A: Here it’s a bit tricky … The people running for election now, they just want to be in that seat, so many of them don’t even know what it takes – the seat they’re running for. With the people I’ve interacted with that are running for several positions, it’s a popularity contest. In a way, to get into the position, they’re doing whatever they can. So most of the majority being North, South – I don’t belong to any majority section now, that’s what is happening. People are even asking for votes like ‘you do me a favour and I do you a favour’ … I don’t know why people are taking it so – they need to take it seriously, but only regarding the position and what needs to be done when you are in that position. Not just however it is you’re going to get that position. And bringing community into it, it’s a bad thing, we don’t encour
age it back home.
Q: So you’re saying people may be using these regional differences as a way to rally support for them against someone from a different community?
A: Yes. So I say think wisely, think [about] what a candidate has to say before – assuming he’s from North, South, East, or West – when you’re under one roof students should be one nationality. Concerns should be our main issues, rather than where you’re from – that shouldn’t be happening. People are so occupied within the Indian community that no one is, I don’t think anyone is looking after the residence people or the local people; what problems do they have? What would they like to see? I’ve spoken to some of the students, I don’t want to give out their names, but they say that racism is exists in this college – people are so rude to them … That the hostel [, cafeteria,] food is not good, that too many people are sitting in groups, speaking a different language – they don’t understand it and people find it a bit rude. Because they don’t understand what they’re laughing about, or what they’re doing. People are so occupied amongst themselves that they’re not bothering about anyone [else]. So I want to educate them that this is not the way we [behave], we come from a different place, we’ve got to respect their culture and at the same time promote our culture.

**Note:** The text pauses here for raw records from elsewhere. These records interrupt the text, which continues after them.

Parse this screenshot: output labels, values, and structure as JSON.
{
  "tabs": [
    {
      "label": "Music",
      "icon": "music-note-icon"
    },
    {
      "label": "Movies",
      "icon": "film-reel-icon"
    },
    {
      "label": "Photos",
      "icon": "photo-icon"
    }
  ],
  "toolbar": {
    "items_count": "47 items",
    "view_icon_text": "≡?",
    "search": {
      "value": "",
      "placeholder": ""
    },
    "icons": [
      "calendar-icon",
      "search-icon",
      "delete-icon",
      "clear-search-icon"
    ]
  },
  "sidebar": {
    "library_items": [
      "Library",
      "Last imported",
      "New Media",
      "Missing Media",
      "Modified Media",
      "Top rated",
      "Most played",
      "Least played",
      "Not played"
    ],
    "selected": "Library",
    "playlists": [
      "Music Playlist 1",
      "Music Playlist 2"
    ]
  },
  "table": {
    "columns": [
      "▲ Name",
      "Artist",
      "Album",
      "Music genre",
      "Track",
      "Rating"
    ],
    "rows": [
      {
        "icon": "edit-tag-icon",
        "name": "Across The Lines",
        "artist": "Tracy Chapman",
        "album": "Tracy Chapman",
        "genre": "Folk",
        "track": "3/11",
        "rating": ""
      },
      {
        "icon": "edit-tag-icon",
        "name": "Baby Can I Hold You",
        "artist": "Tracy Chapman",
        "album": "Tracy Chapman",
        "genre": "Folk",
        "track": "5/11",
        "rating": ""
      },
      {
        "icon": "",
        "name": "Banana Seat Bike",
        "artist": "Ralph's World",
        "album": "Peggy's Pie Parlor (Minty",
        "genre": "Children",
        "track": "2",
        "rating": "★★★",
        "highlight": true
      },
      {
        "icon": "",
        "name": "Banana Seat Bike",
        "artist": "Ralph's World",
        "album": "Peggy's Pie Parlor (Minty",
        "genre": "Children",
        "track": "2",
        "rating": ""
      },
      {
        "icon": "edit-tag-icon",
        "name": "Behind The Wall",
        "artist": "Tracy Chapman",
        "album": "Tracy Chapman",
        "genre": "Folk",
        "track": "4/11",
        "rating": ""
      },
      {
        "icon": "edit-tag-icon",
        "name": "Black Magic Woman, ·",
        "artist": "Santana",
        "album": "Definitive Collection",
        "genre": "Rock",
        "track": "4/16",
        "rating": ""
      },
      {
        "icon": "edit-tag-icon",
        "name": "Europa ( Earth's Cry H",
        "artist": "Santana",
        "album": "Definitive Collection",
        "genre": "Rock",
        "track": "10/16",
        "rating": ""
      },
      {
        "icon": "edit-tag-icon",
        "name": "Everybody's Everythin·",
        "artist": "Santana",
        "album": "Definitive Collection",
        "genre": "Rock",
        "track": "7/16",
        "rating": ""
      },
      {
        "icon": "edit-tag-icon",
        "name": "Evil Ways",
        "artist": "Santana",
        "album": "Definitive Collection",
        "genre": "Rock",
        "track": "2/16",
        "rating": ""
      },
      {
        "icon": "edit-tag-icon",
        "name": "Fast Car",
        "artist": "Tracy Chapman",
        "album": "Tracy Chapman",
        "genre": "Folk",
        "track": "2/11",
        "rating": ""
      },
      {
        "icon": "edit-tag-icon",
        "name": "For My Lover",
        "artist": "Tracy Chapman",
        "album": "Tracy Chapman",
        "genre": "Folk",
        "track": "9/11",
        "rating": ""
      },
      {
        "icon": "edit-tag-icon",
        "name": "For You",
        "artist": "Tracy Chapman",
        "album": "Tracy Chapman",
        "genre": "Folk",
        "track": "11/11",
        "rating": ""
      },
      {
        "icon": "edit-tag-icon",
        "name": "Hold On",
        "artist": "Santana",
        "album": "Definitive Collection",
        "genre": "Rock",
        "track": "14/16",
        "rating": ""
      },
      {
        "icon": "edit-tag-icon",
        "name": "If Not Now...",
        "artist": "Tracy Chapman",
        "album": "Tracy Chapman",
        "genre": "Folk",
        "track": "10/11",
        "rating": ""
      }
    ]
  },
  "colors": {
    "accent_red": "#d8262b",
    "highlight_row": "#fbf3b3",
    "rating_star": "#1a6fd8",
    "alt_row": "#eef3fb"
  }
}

At the end of the day we’re all students, so student should be our nationality. That’s what my main aim in getting people together is.
Q: Is there anything else that you’d like students to know before heading to the polls?
A: Yes. Don’t go by experience, because I’m running against an already-sitting President. So the only thing is I can point out several negative things – but I don’t do negative campaigning – so there are things which need to be changed, the world would never have been a better place unless someone had started something new. So try something new this time. I’ve got my plans, whatever I’ve said or stated I will put my 100% effort into doing that.